Saved data entries
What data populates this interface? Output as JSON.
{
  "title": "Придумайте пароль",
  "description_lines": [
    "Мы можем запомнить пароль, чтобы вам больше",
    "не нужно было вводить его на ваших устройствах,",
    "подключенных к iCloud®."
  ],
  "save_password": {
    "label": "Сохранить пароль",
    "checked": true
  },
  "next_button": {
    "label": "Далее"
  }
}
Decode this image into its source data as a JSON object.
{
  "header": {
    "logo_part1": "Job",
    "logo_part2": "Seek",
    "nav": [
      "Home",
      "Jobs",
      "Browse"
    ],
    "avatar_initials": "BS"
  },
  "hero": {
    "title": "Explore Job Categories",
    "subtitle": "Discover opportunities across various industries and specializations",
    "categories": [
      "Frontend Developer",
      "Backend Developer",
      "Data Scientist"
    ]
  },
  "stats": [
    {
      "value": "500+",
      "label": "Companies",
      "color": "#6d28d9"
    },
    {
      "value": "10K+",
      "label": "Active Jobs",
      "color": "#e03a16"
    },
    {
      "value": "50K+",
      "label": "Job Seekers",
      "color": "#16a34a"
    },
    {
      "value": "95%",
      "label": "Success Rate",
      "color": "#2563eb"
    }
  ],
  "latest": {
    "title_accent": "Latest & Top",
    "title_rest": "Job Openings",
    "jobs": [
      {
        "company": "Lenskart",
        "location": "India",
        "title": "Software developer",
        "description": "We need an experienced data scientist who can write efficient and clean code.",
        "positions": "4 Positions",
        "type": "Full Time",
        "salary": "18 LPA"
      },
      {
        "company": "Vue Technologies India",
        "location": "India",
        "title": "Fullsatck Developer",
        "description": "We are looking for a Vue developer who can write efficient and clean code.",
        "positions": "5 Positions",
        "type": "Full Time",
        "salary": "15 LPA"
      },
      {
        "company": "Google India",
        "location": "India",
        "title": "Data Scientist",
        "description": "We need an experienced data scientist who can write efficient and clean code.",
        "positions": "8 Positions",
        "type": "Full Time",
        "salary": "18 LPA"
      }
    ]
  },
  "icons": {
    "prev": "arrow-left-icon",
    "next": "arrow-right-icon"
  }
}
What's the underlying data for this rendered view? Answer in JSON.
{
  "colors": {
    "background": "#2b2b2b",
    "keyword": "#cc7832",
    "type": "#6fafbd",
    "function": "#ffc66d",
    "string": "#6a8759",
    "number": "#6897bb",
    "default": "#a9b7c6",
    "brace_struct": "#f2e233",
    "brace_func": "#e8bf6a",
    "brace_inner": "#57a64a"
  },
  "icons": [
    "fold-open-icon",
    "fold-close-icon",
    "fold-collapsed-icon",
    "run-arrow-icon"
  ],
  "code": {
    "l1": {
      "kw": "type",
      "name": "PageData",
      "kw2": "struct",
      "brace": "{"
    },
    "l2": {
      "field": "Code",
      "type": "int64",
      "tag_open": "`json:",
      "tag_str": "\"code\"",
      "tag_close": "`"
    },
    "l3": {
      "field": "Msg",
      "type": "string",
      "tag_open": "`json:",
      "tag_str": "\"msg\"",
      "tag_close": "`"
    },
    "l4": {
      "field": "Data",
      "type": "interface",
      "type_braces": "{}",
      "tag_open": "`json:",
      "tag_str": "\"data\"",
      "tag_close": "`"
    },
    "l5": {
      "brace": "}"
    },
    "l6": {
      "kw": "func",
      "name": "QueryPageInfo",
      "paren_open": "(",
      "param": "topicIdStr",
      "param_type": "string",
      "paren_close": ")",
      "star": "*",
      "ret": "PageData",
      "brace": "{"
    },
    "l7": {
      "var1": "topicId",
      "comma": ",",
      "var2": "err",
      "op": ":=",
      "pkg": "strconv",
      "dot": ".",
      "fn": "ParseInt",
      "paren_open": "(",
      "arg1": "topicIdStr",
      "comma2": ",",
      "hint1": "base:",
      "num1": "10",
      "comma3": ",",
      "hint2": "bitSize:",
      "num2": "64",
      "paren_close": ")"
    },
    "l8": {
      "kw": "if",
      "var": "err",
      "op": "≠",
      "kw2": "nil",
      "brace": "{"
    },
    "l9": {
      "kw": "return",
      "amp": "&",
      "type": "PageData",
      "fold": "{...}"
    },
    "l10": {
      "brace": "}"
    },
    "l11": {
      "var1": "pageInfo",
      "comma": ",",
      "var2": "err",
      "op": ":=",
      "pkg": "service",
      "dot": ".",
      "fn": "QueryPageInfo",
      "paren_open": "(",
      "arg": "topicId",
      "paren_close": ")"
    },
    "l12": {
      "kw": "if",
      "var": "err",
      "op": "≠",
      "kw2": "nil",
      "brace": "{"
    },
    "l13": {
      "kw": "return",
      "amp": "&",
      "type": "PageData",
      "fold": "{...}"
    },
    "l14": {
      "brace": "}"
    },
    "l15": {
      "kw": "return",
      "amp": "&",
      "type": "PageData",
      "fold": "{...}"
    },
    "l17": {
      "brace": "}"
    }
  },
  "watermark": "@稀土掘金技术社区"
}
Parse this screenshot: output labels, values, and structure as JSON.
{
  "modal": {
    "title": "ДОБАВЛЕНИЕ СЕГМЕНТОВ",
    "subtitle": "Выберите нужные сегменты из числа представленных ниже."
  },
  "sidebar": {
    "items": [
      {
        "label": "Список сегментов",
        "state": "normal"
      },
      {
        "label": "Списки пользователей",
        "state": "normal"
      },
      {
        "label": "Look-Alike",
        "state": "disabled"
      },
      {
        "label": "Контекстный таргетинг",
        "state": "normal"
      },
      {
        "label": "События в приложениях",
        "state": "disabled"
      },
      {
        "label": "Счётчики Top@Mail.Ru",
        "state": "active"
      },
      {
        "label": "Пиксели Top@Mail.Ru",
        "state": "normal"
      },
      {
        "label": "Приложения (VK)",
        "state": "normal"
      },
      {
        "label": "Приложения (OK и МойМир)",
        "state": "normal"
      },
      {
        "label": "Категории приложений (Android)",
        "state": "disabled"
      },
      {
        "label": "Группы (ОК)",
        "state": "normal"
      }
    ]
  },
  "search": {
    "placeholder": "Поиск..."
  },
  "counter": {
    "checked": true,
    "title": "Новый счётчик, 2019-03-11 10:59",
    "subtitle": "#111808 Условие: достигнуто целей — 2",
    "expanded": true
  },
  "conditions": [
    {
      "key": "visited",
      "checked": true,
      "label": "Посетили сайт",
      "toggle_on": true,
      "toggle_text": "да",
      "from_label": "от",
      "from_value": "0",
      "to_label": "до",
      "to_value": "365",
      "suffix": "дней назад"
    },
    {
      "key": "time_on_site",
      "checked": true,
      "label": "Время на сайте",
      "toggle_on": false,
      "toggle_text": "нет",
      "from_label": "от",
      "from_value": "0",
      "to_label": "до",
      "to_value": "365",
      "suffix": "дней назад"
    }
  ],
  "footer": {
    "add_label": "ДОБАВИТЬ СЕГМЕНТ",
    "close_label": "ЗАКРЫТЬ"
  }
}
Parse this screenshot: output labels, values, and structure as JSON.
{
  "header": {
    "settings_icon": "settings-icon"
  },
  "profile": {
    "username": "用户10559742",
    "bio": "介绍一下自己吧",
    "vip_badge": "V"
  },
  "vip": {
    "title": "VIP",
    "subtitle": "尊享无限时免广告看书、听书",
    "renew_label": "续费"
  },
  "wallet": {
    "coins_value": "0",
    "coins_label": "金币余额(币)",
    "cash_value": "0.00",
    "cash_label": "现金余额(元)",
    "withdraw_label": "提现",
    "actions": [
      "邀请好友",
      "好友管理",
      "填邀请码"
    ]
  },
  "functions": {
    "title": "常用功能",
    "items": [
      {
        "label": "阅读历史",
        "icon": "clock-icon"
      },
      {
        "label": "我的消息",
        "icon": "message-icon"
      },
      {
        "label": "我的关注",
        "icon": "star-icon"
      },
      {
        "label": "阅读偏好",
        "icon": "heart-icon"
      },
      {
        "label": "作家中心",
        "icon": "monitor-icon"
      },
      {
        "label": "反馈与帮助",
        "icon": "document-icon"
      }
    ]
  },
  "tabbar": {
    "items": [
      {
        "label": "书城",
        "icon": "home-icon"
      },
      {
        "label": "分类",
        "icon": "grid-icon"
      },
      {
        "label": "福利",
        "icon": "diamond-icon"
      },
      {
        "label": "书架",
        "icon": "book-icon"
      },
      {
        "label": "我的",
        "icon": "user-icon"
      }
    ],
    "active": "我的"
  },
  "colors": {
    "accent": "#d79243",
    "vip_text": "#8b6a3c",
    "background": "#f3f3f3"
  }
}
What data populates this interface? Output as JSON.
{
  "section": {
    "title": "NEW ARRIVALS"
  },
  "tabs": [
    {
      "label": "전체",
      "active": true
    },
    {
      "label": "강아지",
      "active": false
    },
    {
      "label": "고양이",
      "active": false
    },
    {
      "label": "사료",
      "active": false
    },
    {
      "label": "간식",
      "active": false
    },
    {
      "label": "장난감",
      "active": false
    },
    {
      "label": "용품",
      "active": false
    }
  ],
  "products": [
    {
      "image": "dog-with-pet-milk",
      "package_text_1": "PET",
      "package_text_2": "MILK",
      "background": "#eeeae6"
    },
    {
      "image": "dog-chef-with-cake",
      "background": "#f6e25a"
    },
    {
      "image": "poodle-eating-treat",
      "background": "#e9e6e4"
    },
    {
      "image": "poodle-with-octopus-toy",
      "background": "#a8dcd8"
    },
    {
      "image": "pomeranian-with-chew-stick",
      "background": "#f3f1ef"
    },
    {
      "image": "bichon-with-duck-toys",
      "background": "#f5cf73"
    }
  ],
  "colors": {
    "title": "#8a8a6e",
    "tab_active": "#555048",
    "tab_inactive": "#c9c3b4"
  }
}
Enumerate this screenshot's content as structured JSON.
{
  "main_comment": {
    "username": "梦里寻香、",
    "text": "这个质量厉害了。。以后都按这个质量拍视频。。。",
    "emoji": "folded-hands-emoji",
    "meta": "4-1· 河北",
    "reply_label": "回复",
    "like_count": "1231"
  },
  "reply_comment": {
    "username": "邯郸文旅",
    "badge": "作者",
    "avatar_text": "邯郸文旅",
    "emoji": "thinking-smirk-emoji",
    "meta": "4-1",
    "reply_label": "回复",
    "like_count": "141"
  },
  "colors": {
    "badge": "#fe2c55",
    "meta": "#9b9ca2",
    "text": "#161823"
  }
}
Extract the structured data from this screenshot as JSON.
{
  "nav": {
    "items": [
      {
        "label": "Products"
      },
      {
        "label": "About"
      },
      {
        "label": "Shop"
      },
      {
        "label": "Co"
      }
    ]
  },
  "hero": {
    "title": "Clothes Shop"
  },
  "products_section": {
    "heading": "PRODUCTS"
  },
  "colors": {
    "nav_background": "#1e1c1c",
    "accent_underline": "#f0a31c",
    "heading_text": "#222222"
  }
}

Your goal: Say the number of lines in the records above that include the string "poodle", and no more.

Solution for this task: 2